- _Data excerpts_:
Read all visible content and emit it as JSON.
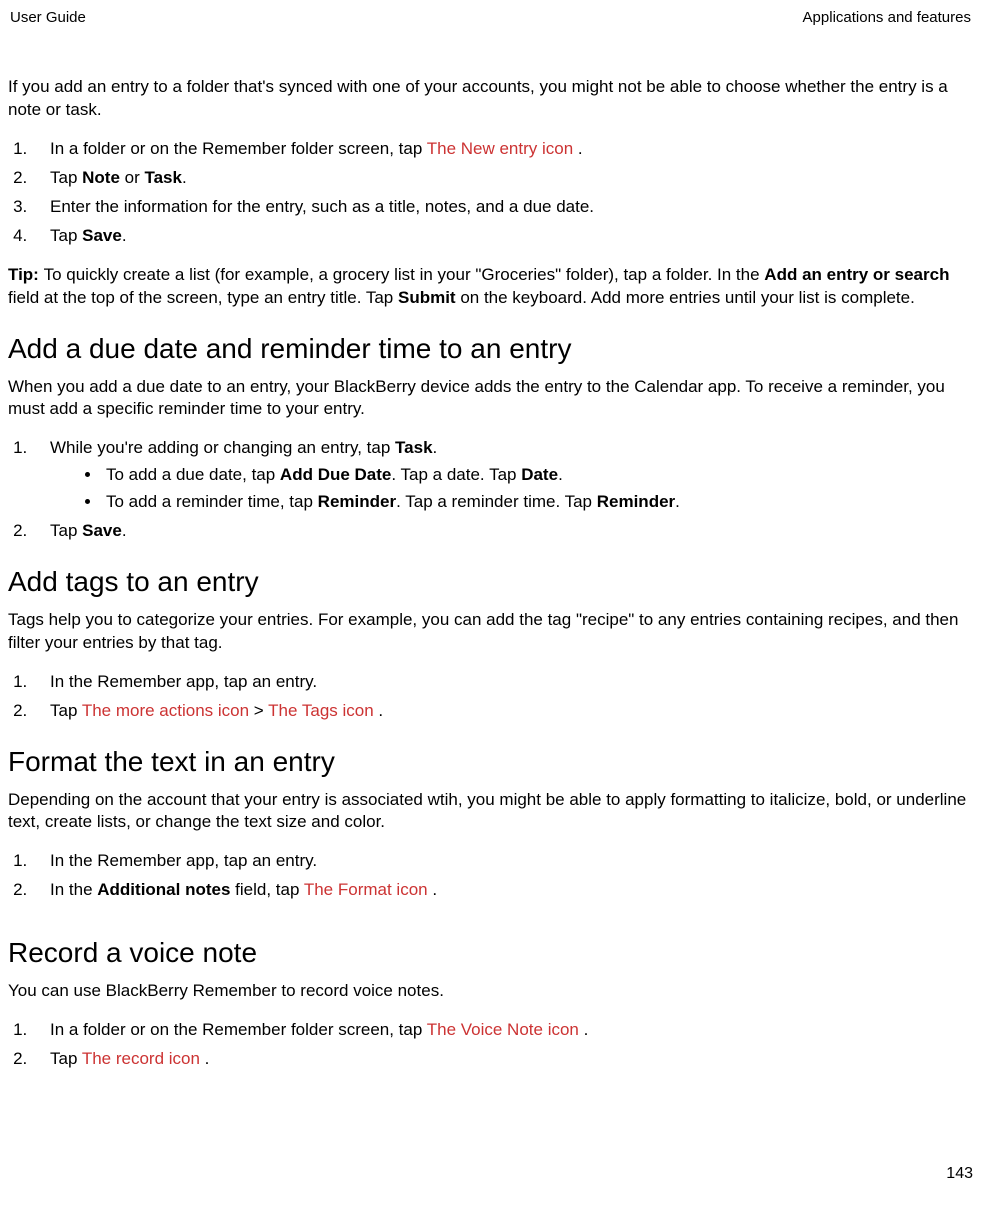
{
  "header": {
    "left": "User Guide",
    "right": "Applications and features"
  },
  "intro_para": "If you add an entry to a folder that's synced with one of your accounts, you might not be able to choose whether the entry is a note or task.",
  "steps1": {
    "s1_p1": "In a folder or on the Remember folder screen, tap  ",
    "s1_red": "The New entry icon",
    "s1_p2": " .",
    "s2_p1": "Tap ",
    "s2_b1": "Note",
    "s2_p2": " or ",
    "s2_b2": "Task",
    "s2_p3": ".",
    "s3": "Enter the information for the entry, such as a title, notes, and a due date.",
    "s4_p1": "Tap ",
    "s4_b1": "Save",
    "s4_p2": "."
  },
  "tip": {
    "label": "Tip: ",
    "t1": "To quickly create a list (for example, a grocery list in your \"Groceries\" folder), tap a folder. In the ",
    "b1": "Add an entry or search",
    "t2": " field at the top of the screen, type an entry title. Tap ",
    "b2": "Submit",
    "t3": " on the keyboard. Add more entries until your list is complete."
  },
  "h2_due": "Add a due date and reminder time to an entry",
  "due_para": "When you add a due date to an entry, your BlackBerry device adds the entry to the Calendar app. To receive a reminder, you must add a specific reminder time to your entry.",
  "due_steps": {
    "s1_p1": "While you're adding or changing an entry, tap ",
    "s1_b1": "Task",
    "s1_p2": ".",
    "b1_p1": "To add a due date, tap ",
    "b1_b1": "Add Due Date",
    "b1_p2": ". Tap a date. Tap ",
    "b1_b2": "Date",
    "b1_p3": ".",
    "b2_p1": "To add a reminder time, tap ",
    "b2_b1": "Reminder",
    "b2_p2": ". Tap a reminder time. Tap ",
    "b2_b2": "Reminder",
    "b2_p3": ".",
    "s2_p1": "Tap ",
    "s2_b1": "Save",
    "s2_p2": "."
  },
  "h2_tags": "Add tags to an entry",
  "tags_para": "Tags help you to categorize your entries. For example, you can add the tag \"recipe\" to any entries containing recipes, and then filter your entries by that tag.",
  "tags_steps": {
    "s1": "In the Remember app, tap an entry.",
    "s2_p1": "Tap  ",
    "s2_r1": "The more actions icon",
    "s2_p2": "  >  ",
    "s2_r2": "The Tags icon",
    "s2_p3": " ."
  },
  "h2_format": "Format the text in an entry",
  "format_para": "Depending on the account that your entry is associated wtih, you might be able to apply formatting to italicize, bold, or underline text, create lists, or change the text size and color.",
  "format_steps": {
    "s1": "In the Remember app, tap an entry.",
    "s2_p1": "In the ",
    "s2_b1": "Additional notes",
    "s2_p2": " field, tap  ",
    "s2_r1": "The Format icon",
    "s2_p3": " ."
  },
  "h2_voice": "Record a voice note",
  "voice_para": "You can use BlackBerry Remember to record voice notes.",
  "voice_steps": {
    "s1_p1": "In a folder or on the Remember folder screen, tap  ",
    "s1_r1": "The Voice Note icon",
    "s1_p2": " .",
    "s2_p1": "Tap  ",
    "s2_r1": "The record icon",
    "s2_p2": " ."
  },
  "page_number": "143"
}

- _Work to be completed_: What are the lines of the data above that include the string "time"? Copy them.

- _Task answer_:
  "h2_due": "Add a due date and reminder time to an entry",
  "due_para": "When you add a due date to an entry, your BlackBerry device adds the entry to the Calendar app. To receive a reminder, you must add a specific reminder time to your entry.",
    "b2_p1": "To add a reminder time, tap ",
    "b2_p2": ". Tap a reminder time. Tap ",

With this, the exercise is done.